- biotechnology


EU Commission based on The High-level Expert Group on Key Enabling technologies' recommendations 

- High R&D intensity

- High capex

- High skills

- Rapid innovation cycles

- Systemic importance in the supply chain

* Enhancing innovation capabilities within manufacturing through:

- Building leadership in new sectors (nanotech)

- Upgrading production processes (adv. manuf.)

* Responding to societal challenges in areas such as: green energy, transport, health

Competitive grants


Public-Private Partnerships (PPP)



Netherlands: Top Sectors Initiative

Targeted sectors





- Horticulture and propagation materials

- Agriculture and food

- Water

- Life sciences and health

- Chemicals

- High tech

- Energy

- Logistics

- Creative industries

Chosen by the Dutch government, in consultation with the private sector

Strong economic sectors in terms of share of value-added, exports and business R&D

* Strengthening established comparative advantages

* Aligning different stakeholders’ strategies and growth policies in top sectors

* Responding to societal challenges

Public-Private Partnerships (PPP)


Sector councils

France: New Industrial France

Targeted sectors





- Advanced materials

- Sustainable cities

- Eco-mobility

- Eco-transport

- Health

- Big data
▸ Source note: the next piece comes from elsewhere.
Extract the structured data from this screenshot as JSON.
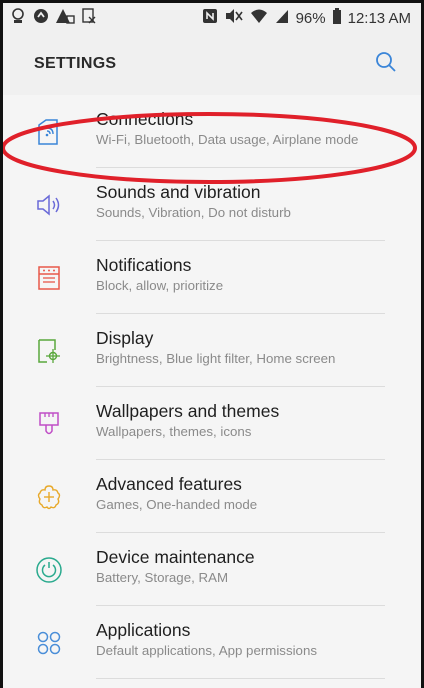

- Cybersecurity

- Intelligent food

- Factories of the future

Chosen by the French government, based on a report by the General Council for Industry (CGI)

- High growth markets

- High spill-over effects

- Established comparative advantage with internationally leading enterprises and strong innovation capabilities

* Encourage the emergence of new sectors based on breakthrough technologies

* Responding to societal challenges

Public-Private Partnerships


Competitive grants


Investment funds (PIA)


Training and skills


Japan: Industrial Structure Vision 2010

Targeted sectors





- Infrastructure-related and infrastructure system export

- Environment and Energy problem-solving industry

- Culture (fashion food, tourism)

- Health and child care

- Advanced areas traditional to Japan (robots, space, etc.)

Industrial Competitiveness Committee

- Regional demand-oriented industries (sectors with high income elasticity in Asia)

- High carbon productivity fields

- Areas where markets are expected to expand due to low birth rates and longevity


* Shift from a monopole structure based on automobiles and electronics to a stable multi-pole structure

* Shift from a high-functional, one-item selling industry to industries focused on system sales, business solutions and cultural value-added products

*Responding to societal challenges

Consortiums, PPPs


Financial assistance






This person has now left EEF. Please contact us on 0808 168 1874 or email us at if you have any questions.

Other articles from this author >
fact-card-thumbnail UK Manufacturing Facts, 2018/19

See our latest facts and figures on how manufacturing is contributing to the UK economy.

Read more >
MOTH spotlight Listen to 'Manufacturing on the hop'

Get the latest on the state of the manufacturing industry in this regular podcast with EEF Chief Economist Lee Hopley.

Listen now>
industrial-strategy-has-landed Industrial Strategy

EEF has long called for the creation of an industrial strategy and now that one is here we are determined to make it a success for the sector.

Read more >
Online payments are not supported by your browser. Please choose an alternative browser or make payments through the 'Other payment options' on step 3.